GIVEN DATA:
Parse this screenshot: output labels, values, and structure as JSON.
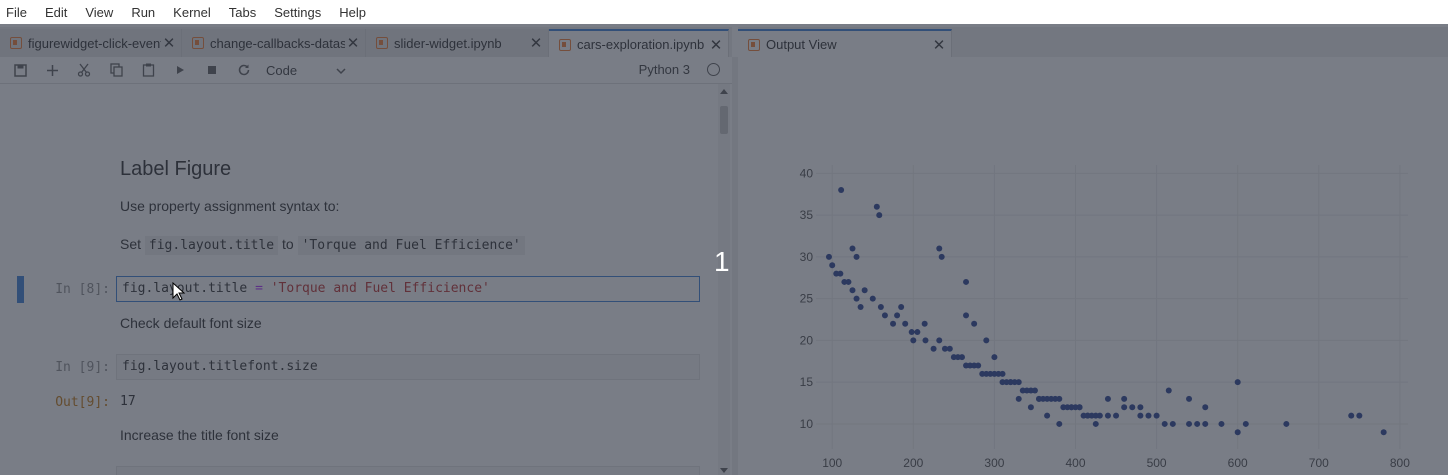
{
  "menu": [
    "File",
    "Edit",
    "View",
    "Run",
    "Kernel",
    "Tabs",
    "Settings",
    "Help"
  ],
  "tabs": [
    {
      "label": "figurewidget-click-events.ipynb",
      "active": false
    },
    {
      "label": "change-callbacks-datashader.ipynb",
      "active": false
    },
    {
      "label": "slider-widget.ipynb",
      "active": false
    },
    {
      "label": "cars-exploration.ipynb",
      "active": true
    }
  ],
  "output_tab": {
    "label": "Output View"
  },
  "toolbar": {
    "cell_type": "Code",
    "kernel": "Python 3"
  },
  "notebook": {
    "heading": "Label Figure",
    "intro": "Use property assignment syntax to:",
    "set_prefix": "Set",
    "set_code1": "fig.layout.title",
    "set_to": "to",
    "set_code2": "'Torque and Fuel Efficience'",
    "in8_prompt": "In [8]:",
    "in8_code_a": "fig.layout.title",
    "in8_code_op": "=",
    "in8_code_str": "'Torque and Fuel Efficience'",
    "check_text": "Check default font size",
    "in9_prompt": "In [9]:",
    "in9_code": "fig.layout.titlefont.size",
    "out9_prompt": "Out[9]:",
    "out9_value": "17",
    "increase_text": "Increase the title font size"
  },
  "overlay_text": "1",
  "colors": {
    "accent": "#2f7ad6",
    "marker": "#1f3a8c",
    "overlay": "#343a48"
  },
  "chart_data": {
    "type": "scatter",
    "title": "",
    "xlabel": "",
    "ylabel": "",
    "xlim": [
      80,
      810
    ],
    "ylim": [
      7,
      41
    ],
    "xticks": [
      100,
      200,
      300,
      400,
      500,
      600,
      700,
      800
    ],
    "yticks": [
      10,
      15,
      20,
      25,
      30,
      35,
      40
    ],
    "grid": true,
    "series": [
      {
        "x": [
          111,
          155,
          158,
          125,
          130,
          232,
          235,
          265,
          96,
          100,
          105,
          110,
          115,
          120,
          125,
          130,
          135,
          140,
          150,
          160,
          165,
          175,
          180,
          185,
          190,
          198,
          200,
          205,
          214,
          215,
          225,
          232,
          239,
          245,
          250,
          255,
          260,
          265,
          270,
          275,
          280,
          285,
          290,
          295,
          300,
          305,
          310,
          315,
          320,
          325,
          330,
          335,
          340,
          345,
          350,
          355,
          360,
          365,
          370,
          375,
          380,
          385,
          390,
          395,
          400,
          405,
          410,
          415,
          420,
          425,
          430,
          440,
          450,
          460,
          470,
          480,
          490,
          500,
          510,
          520,
          540,
          550,
          560,
          580,
          600,
          610,
          660,
          740,
          750,
          780,
          265,
          275,
          290,
          300,
          310,
          320,
          330,
          345,
          355,
          365,
          380,
          395,
          405,
          415,
          425,
          440,
          460,
          480,
          515,
          540,
          560,
          600
        ],
        "y": [
          38,
          36,
          35,
          31,
          30,
          31,
          30,
          27,
          30,
          29,
          28,
          28,
          27,
          27,
          26,
          25,
          24,
          26,
          25,
          24,
          23,
          22,
          23,
          24,
          22,
          21,
          20,
          21,
          22,
          20,
          19,
          20,
          19,
          19,
          18,
          18,
          18,
          17,
          17,
          17,
          17,
          16,
          16,
          16,
          16,
          16,
          15,
          15,
          15,
          15,
          15,
          14,
          14,
          14,
          14,
          13,
          13,
          13,
          13,
          13,
          13,
          12,
          12,
          12,
          12,
          12,
          11,
          11,
          11,
          11,
          11,
          11,
          11,
          12,
          12,
          11,
          11,
          11,
          10,
          10,
          10,
          10,
          10,
          10,
          9,
          10,
          10,
          11,
          11,
          9,
          23,
          22,
          20,
          18,
          16,
          15,
          13,
          12,
          13,
          11,
          10,
          12,
          12,
          11,
          10,
          13,
          13,
          12,
          14,
          13,
          12,
          15
        ]
      }
    ]
  }
}
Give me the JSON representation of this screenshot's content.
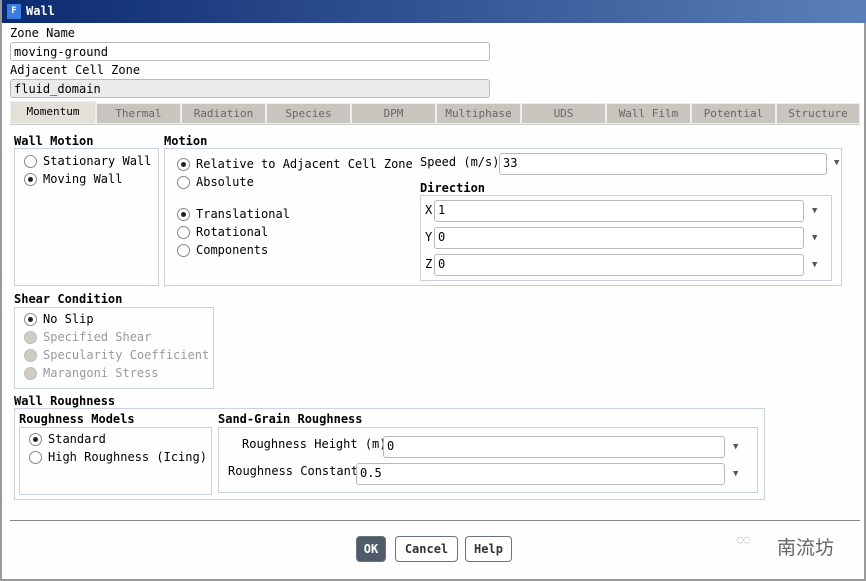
{
  "window": {
    "title": "Wall",
    "icon_letter": "F"
  },
  "zone_name": {
    "label": "Zone Name",
    "value": "moving-ground"
  },
  "adjacent": {
    "label": "Adjacent Cell Zone",
    "value": "fluid_domain"
  },
  "tabs": [
    "Momentum",
    "Thermal",
    "Radiation",
    "Species",
    "DPM",
    "Multiphase",
    "UDS",
    "Wall Film",
    "Potential",
    "Structure"
  ],
  "wall_motion": {
    "label": "Wall Motion",
    "options": [
      "Stationary Wall",
      "Moving Wall"
    ]
  },
  "motion": {
    "label": "Motion",
    "ref_options": [
      "Relative to Adjacent Cell Zone",
      "Absolute"
    ],
    "type_options": [
      "Translational",
      "Rotational",
      "Components"
    ],
    "speed_label": "Speed (m/s)",
    "speed": "33",
    "direction_label": "Direction",
    "x_label": "X",
    "x": "1",
    "y_label": "Y",
    "y": "0",
    "z_label": "Z",
    "z": "0"
  },
  "shear": {
    "label": "Shear Condition",
    "options": [
      "No Slip",
      "Specified Shear",
      "Specularity Coefficient",
      "Marangoni Stress"
    ]
  },
  "roughness": {
    "label": "Wall Roughness",
    "models_label": "Roughness Models",
    "models": [
      "Standard",
      "High Roughness (Icing)"
    ],
    "sand_label": "Sand-Grain Roughness",
    "height_label": "Roughness Height (m)",
    "height": "0",
    "constant_label": "Roughness Constant",
    "constant": "0.5"
  },
  "buttons": {
    "ok": "OK",
    "cancel": "Cancel",
    "help": "Help"
  },
  "watermark": "南流坊"
}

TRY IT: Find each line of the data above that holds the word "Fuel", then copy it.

RESULT OF THIS EXERCISE:
    "set_code2": "'Torque and Fuel Efficience'",
    "in8_code_str": "'Torque and Fuel Efficience'",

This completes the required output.